I’m hungry! Lucky for me it’s MY BIRTHDAY and so I would like it if everyone of you would please send me a large turkey leg, a giant steak or a big dead rabbit. A live rabbit would be ok too. Might be harder to send? I would also like some new bedding, a new giant litter box and about a million new toys. Sometimes things get lost in the mail so the easiest way to give me a birthday present would be to sponsor me. That way I can have all these things all the time. Well–maybe not a live rabbit. If you want to help take care of me just look me up on the webpage. It’s easy to be a bobcat sponsor.
Oh, and one more thing. We have a new goat here at Wildworks. Name’s “Merry”. I would really like it if Mollie could put the goat in my cage with me for awhile so I could “play” with her. For a birthday present, ya know? Somehow I don’t think Mollie will do it….but it doesn’t hurt to ask! Meows

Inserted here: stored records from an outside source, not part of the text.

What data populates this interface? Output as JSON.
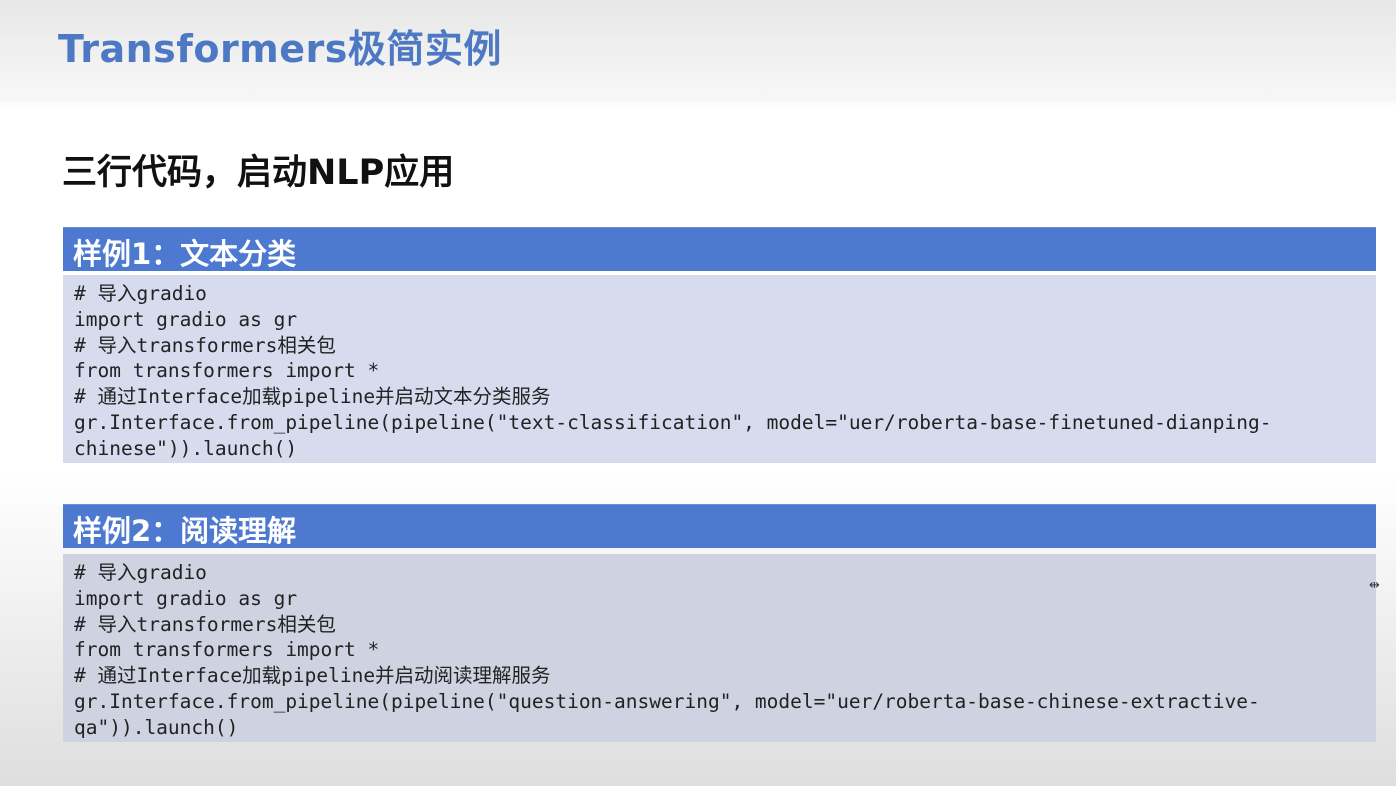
{
  "slide": {
    "title": "Transformers极简实例",
    "subtitle": "三行代码，启动NLP应用"
  },
  "examples": [
    {
      "header": "样例1：文本分类",
      "code_lines": [
        "# 导入gradio",
        "import gradio as gr",
        "# 导入transformers相关包",
        "from transformers import *",
        "# 通过Interface加载pipeline并启动文本分类服务",
        "gr.Interface.from_pipeline(pipeline(\"text-classification\", model=\"uer/roberta-base-finetuned-dianping-",
        "chinese\")).launch()"
      ]
    },
    {
      "header": "样例2：阅读理解",
      "code_lines": [
        "# 导入gradio",
        "import gradio as gr",
        "# 导入transformers相关包",
        "from transformers import *",
        "# 通过Interface加载pipeline并启动阅读理解服务",
        "gr.Interface.from_pipeline(pipeline(\"question-answering\", model=\"uer/roberta-base-chinese-extractive-",
        "qa\")).launch()"
      ]
    }
  ],
  "icons": {
    "cursor": "resize-cursor-icon"
  }
}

Catch ya later


It’s me, Bobby. Did you know that you can now vote each month for a Wildworks Ambassador? Obviously, many of you didn’t know because last month in March your choice was Wildflower the skunk! Come on now. What were you thinking!! I’m giving you a chance to redeem yourself and choose me for April’s Wildlife Ambassador because… well…How many reasons do you want!? To name only a few–
I’m the biggest bobcat (and the best looking) I have the softest fur and big giant paws and I’m extremely beautiful and, it goes without saying, I smell much better than a skunk. If elected I even promise to never try and kill Patty the chihuahua or any of the other Wildworks prey items again. Besides, April is my birthday month and I’ll be 3 years old!
To vote for me as April’s Wildworks Ambassador just email laurag@natureofwildworks.org

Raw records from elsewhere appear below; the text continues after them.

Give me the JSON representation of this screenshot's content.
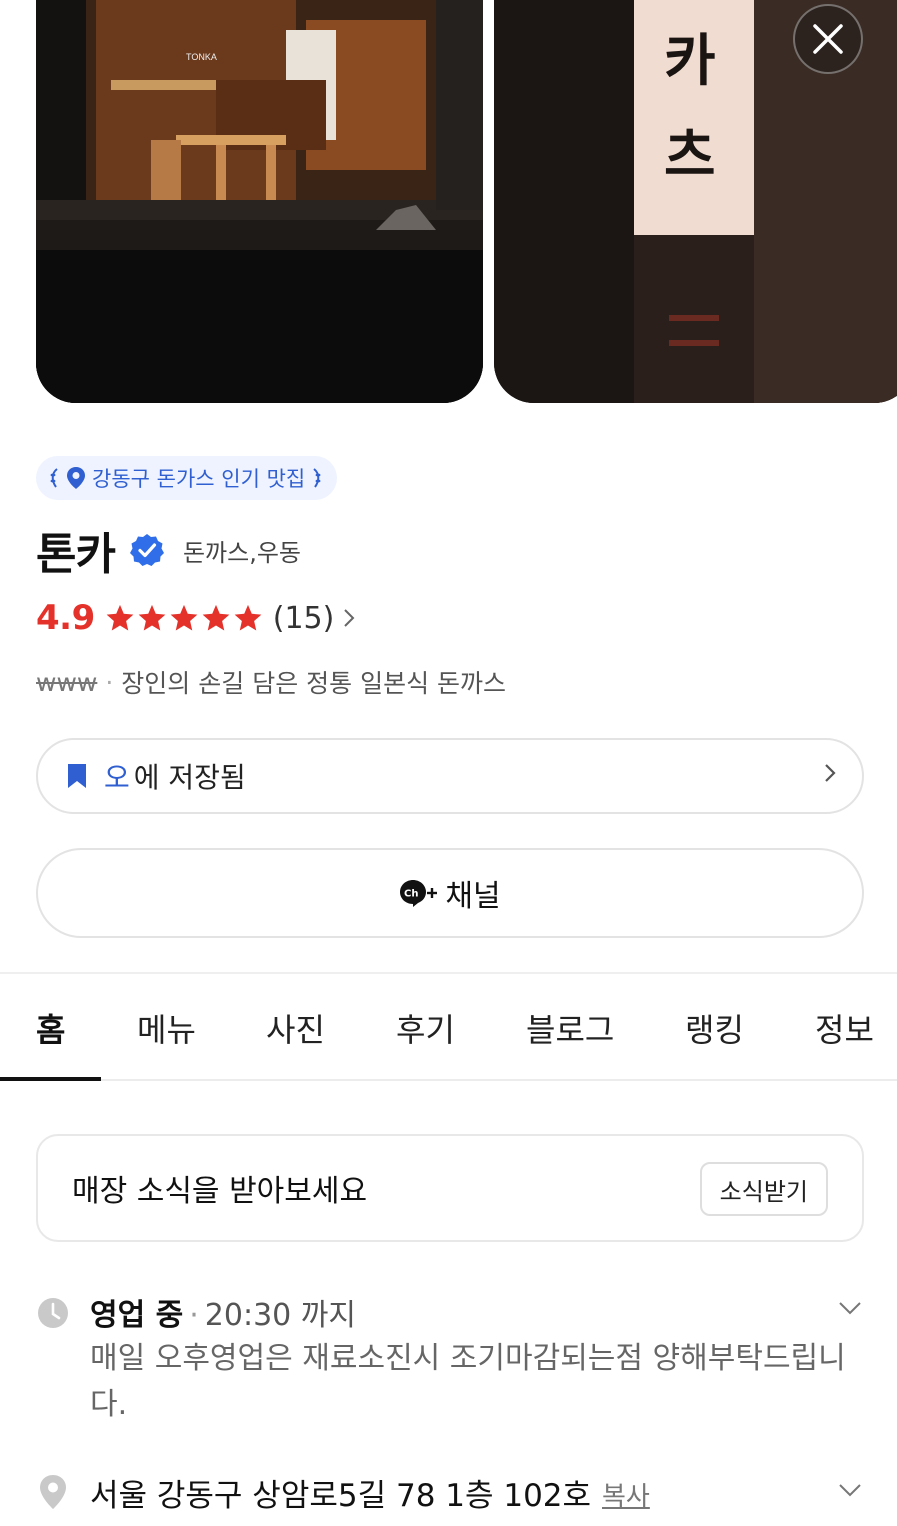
{
  "photos": {
    "photo1_sign": "TONKA",
    "photo2_sign": "카\n츠"
  },
  "badge": {
    "label": "강동구 돈가스 인기 맛집"
  },
  "place": {
    "name": "톤카",
    "category": "돈까스,우동"
  },
  "rating": {
    "score": "4.9",
    "stars": 5,
    "review_count": "(15)"
  },
  "description": {
    "www": "www",
    "separator": "·",
    "text": "장인의 손길 담은 정통 일본식 돈까스"
  },
  "save": {
    "folder": "오",
    "suffix": "에 저장됨"
  },
  "channel": {
    "label": "채널"
  },
  "tabs": [
    {
      "label": "홈"
    },
    {
      "label": "메뉴"
    },
    {
      "label": "사진"
    },
    {
      "label": "후기"
    },
    {
      "label": "블로그"
    },
    {
      "label": "랭킹"
    },
    {
      "label": "정보"
    }
  ],
  "news": {
    "text": "매장 소식을 받아보세요",
    "button": "소식받기"
  },
  "hours": {
    "status": "영업 중",
    "separator": "·",
    "time": "20:30 까지",
    "note": "매일 오후영업은 재료소진시 조기마감되는점 양해부탁드립니다."
  },
  "address": {
    "text": "서울 강동구 상암로5길 78 1층 102호",
    "copy": "복사"
  },
  "colors": {
    "accent_blue": "#2f5fd0",
    "rating_red": "#e4322b",
    "badge_bg": "#eef3ff"
  }
}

Catch ya later, ( you know how those campaign promises go!)


Hi There,
It’s me, Bobby. I’ve been really busy lately but I’m glad to be able to meow a few thoughts your way today.
Hope y’all enjoyed our event on Sunday March 14 at Gillette Ranch. Lee Stetson performed as John Muir and it was a beautiful sunny day in the Santa Monica Mountains.
Back in the old days when John Muir was around people didn’t much like bobcats unless they could use them for fur coats. Can you imagine?( Of course, my fur coat looks better on me than it ever would on any person.) But John Muir was different. He liked every animal. In fact he referred to all of us non-humans as his “horizontal brothers”.
Nice guy. In fact, I’m going to take his recommendation and get horizontal right now. Boy does that sun feel good! Purrrrs…
Catch ya later